You can also find a number of towns and villages outside Prague which are regular hosts of farmers' markets. In South Bohemia, this includes Jindřichův Hradec, Vysočina Region, Havlíčkův Brod and the Wallachian town of Vsetín. Farmers’ markets are also organized by the Bohemian metropolis of Plzeň. The Vegetable Market in Brno has a great, centuries-old tradition. On account of repairs being carried out on the square where it is usually held, the market is moved to nearby Moravské náměstí Square until November 15.
Summer trips or stays in the renowned Luhačovice spa can be livened up with a visit to the Luhačovice Food Festival. Its theme this year is a peek into the mystery of Wallachian dishes from the past to the present. Whoever comes to this event can look forward to historic recipes and an exhibition of historical cookbooks, as well as the modern cuisine of Luhačovice hotels. The second year of the festival, organized by the Luhačovice Resort, will take place this year on Saturday August 16 on the premises of Luhapark from 10 am to 7 pm.
The region of Eastern Moravia and Wallachia is definitely a place dedicated to traditional gastronomy. Proof of this is the Karlovský gastrofestival, which will be held in Velké Karlovice from October 5 to 7. The motto of the festival is to promote and popularize regional producers and traditional Wallachian cuisine, to which cabbage soup, gnocchi, frgál or plum brandy inherently belong. There will be samples for tasting on the market, which will also include typical delicacies: lamb, pork, rabbit and venison specialties, dishes made from buckwheat or pumpkin, various types of steamed chesses and other types of cheeses, sausages, honey and other regional products.
Prague is also planning a feast of food and drink in the form of the fourth annual Foodparade Festival which will be held on the beautiful premises of Trója Castle on September 6 and 7. In addition to the food tasting menu of each restaurant and selected delicacies and drinks, guests can also look forward to a rich accompanying program. Part of the program includes the climatic gastronomic contest "Food Cup Czech Specials". The contest aims at presenting the culinary riches of the Czech Republic through the involvement of restaurants certified in the Czech Specials project. In this manner, four regional rounds are held in the first half of the year, which determine which restaurant will advance to the final tournament competition. This will be on the agenda right in Trója, which should intentionally be held on Saturday September 6, which is International Chefs Day.

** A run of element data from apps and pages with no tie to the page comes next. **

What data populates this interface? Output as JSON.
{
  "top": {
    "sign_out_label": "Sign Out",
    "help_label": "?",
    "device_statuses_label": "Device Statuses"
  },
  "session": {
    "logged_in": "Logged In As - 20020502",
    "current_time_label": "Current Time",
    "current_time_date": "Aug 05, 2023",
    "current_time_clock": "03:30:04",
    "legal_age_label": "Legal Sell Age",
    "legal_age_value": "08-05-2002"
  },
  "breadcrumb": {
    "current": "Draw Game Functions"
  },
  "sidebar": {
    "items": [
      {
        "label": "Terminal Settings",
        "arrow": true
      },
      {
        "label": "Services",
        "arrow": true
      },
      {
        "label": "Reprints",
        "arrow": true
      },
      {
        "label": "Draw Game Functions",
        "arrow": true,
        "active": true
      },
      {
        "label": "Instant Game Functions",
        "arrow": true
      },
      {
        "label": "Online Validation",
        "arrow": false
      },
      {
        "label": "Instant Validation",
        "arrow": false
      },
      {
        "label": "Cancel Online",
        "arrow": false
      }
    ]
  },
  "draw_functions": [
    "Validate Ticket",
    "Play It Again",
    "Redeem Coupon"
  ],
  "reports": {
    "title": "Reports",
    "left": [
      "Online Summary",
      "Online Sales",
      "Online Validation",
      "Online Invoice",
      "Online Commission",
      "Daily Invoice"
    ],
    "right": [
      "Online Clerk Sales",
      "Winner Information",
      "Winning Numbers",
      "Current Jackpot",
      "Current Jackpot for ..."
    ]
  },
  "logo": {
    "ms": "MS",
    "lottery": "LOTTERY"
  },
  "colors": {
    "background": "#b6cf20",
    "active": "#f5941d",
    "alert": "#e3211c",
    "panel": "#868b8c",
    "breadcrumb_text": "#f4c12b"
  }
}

For small and medium farmers, growers and producers predominantly from the region, there is often an almost insurmountable problem of getting their products to the conventional distribution network of large retail chains. The way to finding customers while avoiding hypermarkets are foodie supermarkets and private bio-stores. The demand for them is rising because Czech consumers are beginning to realize how important it is to have a selection of quality local food, which don’t use unnecessary preservatives, substitutes, harmful E's and other dangerous chemicals. These shops can be found in almost every big city in the Czech Republic.